## Problem to work on
Give the total of lines holding the word "title" in the records below, and nothing else.

## Input material
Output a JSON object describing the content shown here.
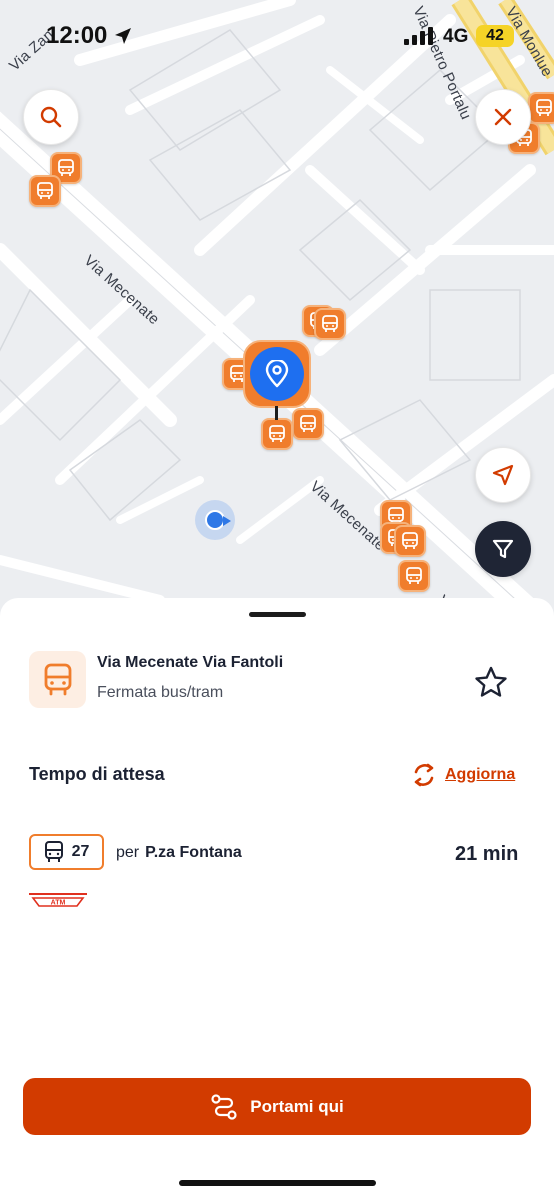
{
  "status_bar": {
    "time": "12:00",
    "network": "4G",
    "battery": "42"
  },
  "map": {
    "streets": [
      "Via Mecenate",
      "Via Mecenate",
      "Via Zan",
      "Via Pietro Portalu",
      "Via Monlue",
      "Via"
    ],
    "buttons": {
      "search": "search-icon",
      "close": "close-icon",
      "locate": "navigation-arrow-icon",
      "filter": "filter-icon"
    }
  },
  "stop": {
    "name": "Via Mecenate Via Fantoli",
    "type": "Fermata bus/tram"
  },
  "waiting": {
    "title": "Tempo di attesa",
    "refresh_label": "Aggiorna"
  },
  "arrivals": [
    {
      "line": "27",
      "prefix": "per",
      "destination": "P.za Fontana",
      "eta": "21 min",
      "operator": "ATM"
    }
  ],
  "cta": {
    "label": "Portami qui"
  },
  "colors": {
    "accent": "#d23b00",
    "marker": "#f07d2c",
    "selected": "#1e6ff0"
  }
}
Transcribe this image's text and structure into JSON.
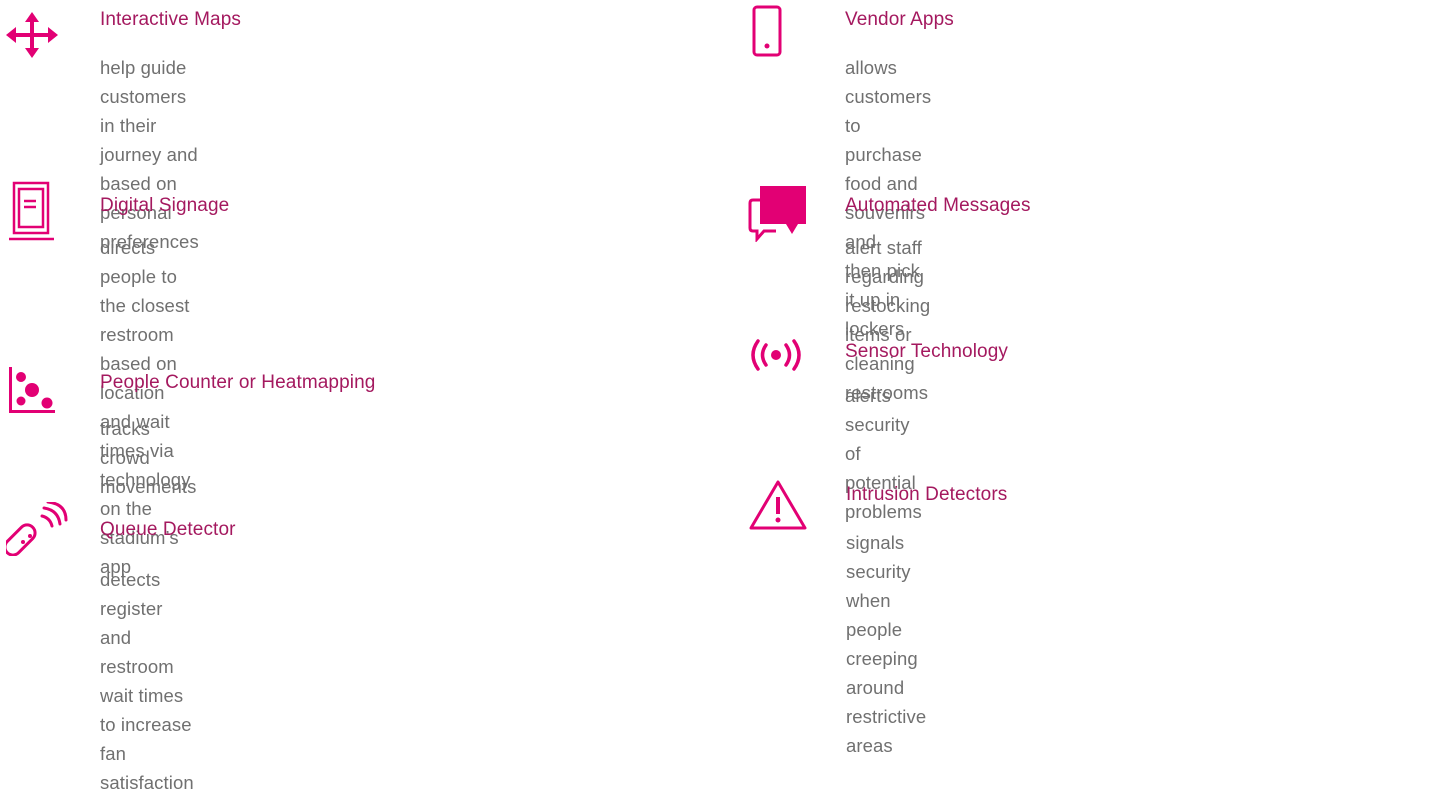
{
  "colors": {
    "accent": "#e20074",
    "title": "#a4195f",
    "text": "#707070"
  },
  "features": [
    {
      "icon": "move-arrows-icon",
      "title": "Interactive Maps",
      "desc1": "help guide customers in their journey and based on",
      "desc2": "personal preferences"
    },
    {
      "icon": "mobile-phone-icon",
      "title": "Vendor Apps",
      "desc1": "allows customers to purchase food and souvenirs and",
      "desc2": "then pick it up in lockers"
    },
    {
      "icon": "digital-sign-icon",
      "title": "Digital Signage",
      "desc1": "directs people to the closest restroom based on location",
      "desc2": "and wait times via technology on the stadium’s app"
    },
    {
      "icon": "chat-bubbles-icon",
      "title": "Automated Messages",
      "desc1": "alert staff regarding restocking items or cleaning restrooms"
    },
    {
      "icon": "scatter-plot-icon",
      "title": "People Counter or Heatmapping",
      "desc1": "tracks crowd movements"
    },
    {
      "icon": "broadcast-sensor-icon",
      "title": "Sensor Technology",
      "desc1": "alerts security of potential problems"
    },
    {
      "icon": "remote-sensor-icon",
      "title": "Queue Detector",
      "desc1": "detects register and restroom wait times to increase",
      "desc2": "fan satisfaction"
    },
    {
      "icon": "warning-triangle-icon",
      "title": "Intrusion Detectors",
      "desc1": "signals security when people creeping around",
      "desc2": "restrictive areas"
    }
  ]
}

## Expected answer
10